EXERCISE BRIEF> Write the data out again, matching every line exactly.

__________________________________________________

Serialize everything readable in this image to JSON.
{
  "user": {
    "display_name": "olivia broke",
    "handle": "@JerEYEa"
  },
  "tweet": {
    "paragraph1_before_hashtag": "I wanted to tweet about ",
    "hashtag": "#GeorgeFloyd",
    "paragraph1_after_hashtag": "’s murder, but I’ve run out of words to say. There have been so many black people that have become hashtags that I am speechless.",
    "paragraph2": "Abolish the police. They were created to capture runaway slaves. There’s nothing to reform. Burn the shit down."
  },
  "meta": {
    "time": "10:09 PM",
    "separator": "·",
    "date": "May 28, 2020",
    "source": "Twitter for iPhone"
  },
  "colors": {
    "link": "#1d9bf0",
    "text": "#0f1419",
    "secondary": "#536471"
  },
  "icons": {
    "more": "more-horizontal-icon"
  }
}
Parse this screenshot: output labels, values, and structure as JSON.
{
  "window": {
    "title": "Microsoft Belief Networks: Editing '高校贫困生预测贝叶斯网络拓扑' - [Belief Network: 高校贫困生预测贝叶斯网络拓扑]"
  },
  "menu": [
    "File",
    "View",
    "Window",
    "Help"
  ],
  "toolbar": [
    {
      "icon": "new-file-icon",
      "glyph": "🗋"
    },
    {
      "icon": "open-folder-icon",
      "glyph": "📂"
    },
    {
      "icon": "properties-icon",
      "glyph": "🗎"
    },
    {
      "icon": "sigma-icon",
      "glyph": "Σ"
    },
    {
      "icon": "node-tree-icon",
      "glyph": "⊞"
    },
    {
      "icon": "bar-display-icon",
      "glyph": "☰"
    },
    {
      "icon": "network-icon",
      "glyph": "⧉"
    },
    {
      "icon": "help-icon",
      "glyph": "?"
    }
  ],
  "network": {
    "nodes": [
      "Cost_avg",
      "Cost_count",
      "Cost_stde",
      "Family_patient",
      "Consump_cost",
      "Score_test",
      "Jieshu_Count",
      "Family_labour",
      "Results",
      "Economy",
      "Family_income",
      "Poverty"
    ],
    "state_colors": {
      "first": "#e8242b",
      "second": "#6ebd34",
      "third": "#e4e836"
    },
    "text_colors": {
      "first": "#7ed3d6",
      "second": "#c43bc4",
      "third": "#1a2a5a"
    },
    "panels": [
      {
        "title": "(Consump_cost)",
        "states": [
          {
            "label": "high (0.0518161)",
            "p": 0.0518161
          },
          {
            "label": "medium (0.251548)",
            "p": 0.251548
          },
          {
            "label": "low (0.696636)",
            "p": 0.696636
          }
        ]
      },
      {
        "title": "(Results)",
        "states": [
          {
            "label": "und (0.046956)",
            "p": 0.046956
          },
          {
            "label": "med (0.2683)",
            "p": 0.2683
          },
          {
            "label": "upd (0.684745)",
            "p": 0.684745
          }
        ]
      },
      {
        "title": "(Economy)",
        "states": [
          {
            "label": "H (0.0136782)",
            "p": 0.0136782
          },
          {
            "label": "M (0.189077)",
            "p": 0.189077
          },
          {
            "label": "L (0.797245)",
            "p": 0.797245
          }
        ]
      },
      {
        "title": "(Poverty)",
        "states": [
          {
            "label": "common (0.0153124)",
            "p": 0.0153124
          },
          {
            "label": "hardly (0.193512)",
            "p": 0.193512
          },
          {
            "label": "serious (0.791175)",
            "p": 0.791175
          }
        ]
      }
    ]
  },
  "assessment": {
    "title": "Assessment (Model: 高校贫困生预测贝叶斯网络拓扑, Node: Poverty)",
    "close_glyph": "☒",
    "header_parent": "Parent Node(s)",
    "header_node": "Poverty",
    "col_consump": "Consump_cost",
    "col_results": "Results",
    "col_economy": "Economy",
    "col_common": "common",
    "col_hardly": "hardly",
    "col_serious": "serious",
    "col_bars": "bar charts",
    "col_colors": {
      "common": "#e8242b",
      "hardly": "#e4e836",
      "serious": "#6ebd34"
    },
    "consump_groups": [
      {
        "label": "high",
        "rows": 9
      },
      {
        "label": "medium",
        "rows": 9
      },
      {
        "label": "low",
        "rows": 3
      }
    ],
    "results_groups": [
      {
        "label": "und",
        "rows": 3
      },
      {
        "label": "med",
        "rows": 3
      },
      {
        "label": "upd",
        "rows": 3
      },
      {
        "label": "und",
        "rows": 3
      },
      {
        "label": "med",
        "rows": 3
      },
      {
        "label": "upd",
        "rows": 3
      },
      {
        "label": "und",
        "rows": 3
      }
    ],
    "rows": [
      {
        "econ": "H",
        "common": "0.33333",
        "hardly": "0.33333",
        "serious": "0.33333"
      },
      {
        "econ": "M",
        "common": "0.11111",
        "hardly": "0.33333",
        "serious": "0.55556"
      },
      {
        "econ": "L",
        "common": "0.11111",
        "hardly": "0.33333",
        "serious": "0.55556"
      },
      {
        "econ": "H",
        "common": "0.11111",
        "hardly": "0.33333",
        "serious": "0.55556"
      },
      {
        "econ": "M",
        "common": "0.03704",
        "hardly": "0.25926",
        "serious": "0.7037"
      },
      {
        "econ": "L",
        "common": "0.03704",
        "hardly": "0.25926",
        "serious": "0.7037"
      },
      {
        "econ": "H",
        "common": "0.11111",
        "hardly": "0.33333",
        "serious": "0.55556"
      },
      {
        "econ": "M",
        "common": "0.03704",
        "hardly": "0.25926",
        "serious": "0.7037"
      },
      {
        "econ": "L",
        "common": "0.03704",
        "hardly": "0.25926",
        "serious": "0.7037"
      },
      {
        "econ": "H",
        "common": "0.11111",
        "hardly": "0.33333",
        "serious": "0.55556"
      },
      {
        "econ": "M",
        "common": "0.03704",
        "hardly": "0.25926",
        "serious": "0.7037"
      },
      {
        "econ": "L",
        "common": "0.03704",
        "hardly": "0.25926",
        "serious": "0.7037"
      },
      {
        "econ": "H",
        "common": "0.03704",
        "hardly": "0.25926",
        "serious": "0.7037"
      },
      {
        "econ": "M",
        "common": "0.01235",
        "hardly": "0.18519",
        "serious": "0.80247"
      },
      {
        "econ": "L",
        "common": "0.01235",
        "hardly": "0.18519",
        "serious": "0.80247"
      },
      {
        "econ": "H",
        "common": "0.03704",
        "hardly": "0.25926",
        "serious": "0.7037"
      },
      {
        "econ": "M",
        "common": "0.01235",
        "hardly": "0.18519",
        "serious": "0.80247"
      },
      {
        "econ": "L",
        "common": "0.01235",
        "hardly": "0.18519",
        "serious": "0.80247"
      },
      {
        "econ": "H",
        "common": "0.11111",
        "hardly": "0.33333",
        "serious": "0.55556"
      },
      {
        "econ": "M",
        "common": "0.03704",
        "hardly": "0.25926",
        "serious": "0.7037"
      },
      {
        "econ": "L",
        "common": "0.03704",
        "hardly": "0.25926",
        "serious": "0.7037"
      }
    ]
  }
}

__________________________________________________

ANSWER TO THIS PROBLEM>
Serialize everything readable in this image to JSON.
{
  "user": {
    "display_name": "olivia broke",
    "handle": "@JerEYEa"
  },
  "tweet": {
    "paragraph1_before_hashtag": "I wanted to tweet about ",
    "hashtag": "#GeorgeFloyd",
    "paragraph1_after_hashtag": "’s murder, but I’ve run out of words to say. There have been so many black people that have become hashtags that I am speechless.",
    "paragraph2": "Abolish the police. They were created to capture runaway slaves. There’s nothing to reform. Burn the shit down."
  },
  "meta": {
    "time": "10:09 PM",
    "separator": "·",
    "date": "May 28, 2020",
    "source": "Twitter for iPhone"
  },
  "colors": {
    "link": "#1d9bf0",
    "text": "#0f1419",
    "secondary": "#536471"
  },
  "icons": {
    "more": "more-horizontal-icon"
  }
}
Parse this screenshot: output labels, values, and structure as JSON.
{
  "window": {
    "title": "Microsoft Belief Networks: Editing '高校贫困生预测贝叶斯网络拓扑' - [Belief Network: 高校贫困生预测贝叶斯网络拓扑]"
  },
  "menu": [
    "File",
    "View",
    "Window",
    "Help"
  ],
  "toolbar": [
    {
      "icon": "new-file-icon",
      "glyph": "🗋"
    },
    {
      "icon": "open-folder-icon",
      "glyph": "📂"
    },
    {
      "icon": "properties-icon",
      "glyph": "🗎"
    },
    {
      "icon": "sigma-icon",
      "glyph": "Σ"
    },
    {
      "icon": "node-tree-icon",
      "glyph": "⊞"
    },
    {
      "icon": "bar-display-icon",
      "glyph": "☰"
    },
    {
      "icon": "network-icon",
      "glyph": "⧉"
    },
    {
      "icon": "help-icon",
      "glyph": "?"
    }
  ],
  "network": {
    "nodes": [
      "Cost_avg",
      "Cost_count",
      "Cost_stde",
      "Family_patient",
      "Consump_cost",
      "Score_test",
      "Jieshu_Count",
      "Family_labour",
      "Results",
      "Economy",
      "Family_income",
      "Poverty"
    ],
    "state_colors": {
      "first": "#e8242b",
      "second": "#6ebd34",
      "third": "#e4e836"
    },
    "text_colors": {
      "first": "#7ed3d6",
      "second": "#c43bc4",
      "third": "#1a2a5a"
    },
    "panels": [
      {
        "title": "(Consump_cost)",
        "states": [
          {
            "label": "high (0.0518161)",
            "p": 0.0518161
          },
          {
            "label": "medium (0.251548)",
            "p": 0.251548
          },
          {
            "label": "low (0.696636)",
            "p": 0.696636
          }
        ]
      },
      {
        "title": "(Results)",
        "states": [
          {
            "label": "und (0.046956)",
            "p": 0.046956
          },
          {
            "label": "med (0.2683)",
            "p": 0.2683
          },
          {
            "label": "upd (0.684745)",
            "p": 0.684745
          }
        ]
      },
      {
        "title": "(Economy)",
        "states": [
          {
            "label": "H (0.0136782)",
            "p": 0.0136782
          },
          {
            "label": "M (0.189077)",
            "p": 0.189077
          },
          {
            "label": "L (0.797245)",
            "p": 0.797245
          }
        ]
      },
      {
        "title": "(Poverty)",
        "states": [
          {
            "label": "common (0.0153124)",
            "p": 0.0153124
          },
          {
            "label": "hardly (0.193512)",
            "p": 0.193512
          },
          {
            "label": "serious (0.791175)",
            "p": 0.791175
          }
        ]
      }
    ]
  },
  "assessment": {
    "title": "Assessment (Model: 高校贫困生预测贝叶斯网络拓扑, Node: Poverty)",
    "close_glyph": "☒",
    "header_parent": "Parent Node(s)",
    "header_node": "Poverty",
    "col_consump": "Consump_cost",
    "col_results": "Results",
    "col_economy": "Economy",
    "col_common": "common",
    "col_hardly": "hardly",
    "col_serious": "serious",
    "col_bars": "bar charts",
    "col_colors": {
      "common": "#e8242b",
      "hardly": "#e4e836",
      "serious": "#6ebd34"
    },
    "consump_groups": [
      {
        "label": "high",
        "rows": 9
      },
      {
        "label": "medium",
        "rows": 9
      },
      {
        "label": "low",
        "rows": 3
      }
    ],
    "results_groups": [
      {
        "label": "und",
        "rows": 3
      },
      {
        "label": "med",
        "rows": 3
      },
      {
        "label": "upd",
        "rows": 3
      },
      {
        "label": "und",
        "rows": 3
      },
      {
        "label": "med",
        "rows": 3
      },
      {
        "label": "upd",
        "rows": 3
      },
      {
        "label": "und",
        "rows": 3
      }
    ],
    "rows": [
      {
        "econ": "H",
        "common": "0.33333",
        "hardly": "0.33333",
        "serious": "0.33333"
      },
      {
        "econ": "M",
        "common": "0.11111",
        "hardly": "0.33333",
        "serious": "0.55556"
      },
      {
        "econ": "L",
        "common": "0.11111",
        "hardly": "0.33333",
        "serious": "0.55556"
      },
      {
        "econ": "H",
        "common": "0.11111",
        "hardly": "0.33333",
        "serious": "0.55556"
      },
      {
        "econ": "M",
        "common": "0.03704",
        "hardly": "0.25926",
        "serious": "0.7037"
      },
      {
        "econ": "L",
        "common": "0.03704",
        "hardly": "0.25926",
        "serious": "0.7037"
      },
      {
        "econ": "H",
        "common": "0.11111",
        "hardly": "0.33333",
        "serious": "0.55556"
      },
      {
        "econ": "M",
        "common": "0.03704",
        "hardly": "0.25926",
        "serious": "0.7037"
      },
      {
        "econ": "L",
        "common": "0.03704",
        "hardly": "0.25926",
        "serious": "0.7037"
      },
      {
        "econ": "H",
        "common": "0.11111",
        "hardly": "0.33333",
        "serious": "0.55556"
      },
      {
        "econ": "M",
        "common": "0.03704",
        "hardly": "0.25926",
        "serious": "0.7037"
      },
      {
        "econ": "L",
        "common": "0.03704",
        "hardly": "0.25926",
        "serious": "0.7037"
      },
      {
        "econ": "H",
        "common": "0.03704",
        "hardly": "0.25926",
        "serious": "0.7037"
      },
      {
        "econ": "M",
        "common": "0.01235",
        "hardly": "0.18519",
        "serious": "0.80247"
      },
      {
        "econ": "L",
        "common": "0.01235",
        "hardly": "0.18519",
        "serious": "0.80247"
      },
      {
        "econ": "H",
        "common": "0.03704",
        "hardly": "0.25926",
        "serious": "0.7037"
      },
      {
        "econ": "M",
        "common": "0.01235",
        "hardly": "0.18519",
        "serious": "0.80247"
      },
      {
        "econ": "L",
        "common": "0.01235",
        "hardly": "0.18519",
        "serious": "0.80247"
      },
      {
        "econ": "H",
        "common": "0.11111",
        "hardly": "0.33333",
        "serious": "0.55556"
      },
      {
        "econ": "M",
        "common": "0.03704",
        "hardly": "0.25926",
        "serious": "0.7037"
      },
      {
        "econ": "L",
        "common": "0.03704",
        "hardly": "0.25926",
        "serious": "0.7037"
      }
    ]
  }
}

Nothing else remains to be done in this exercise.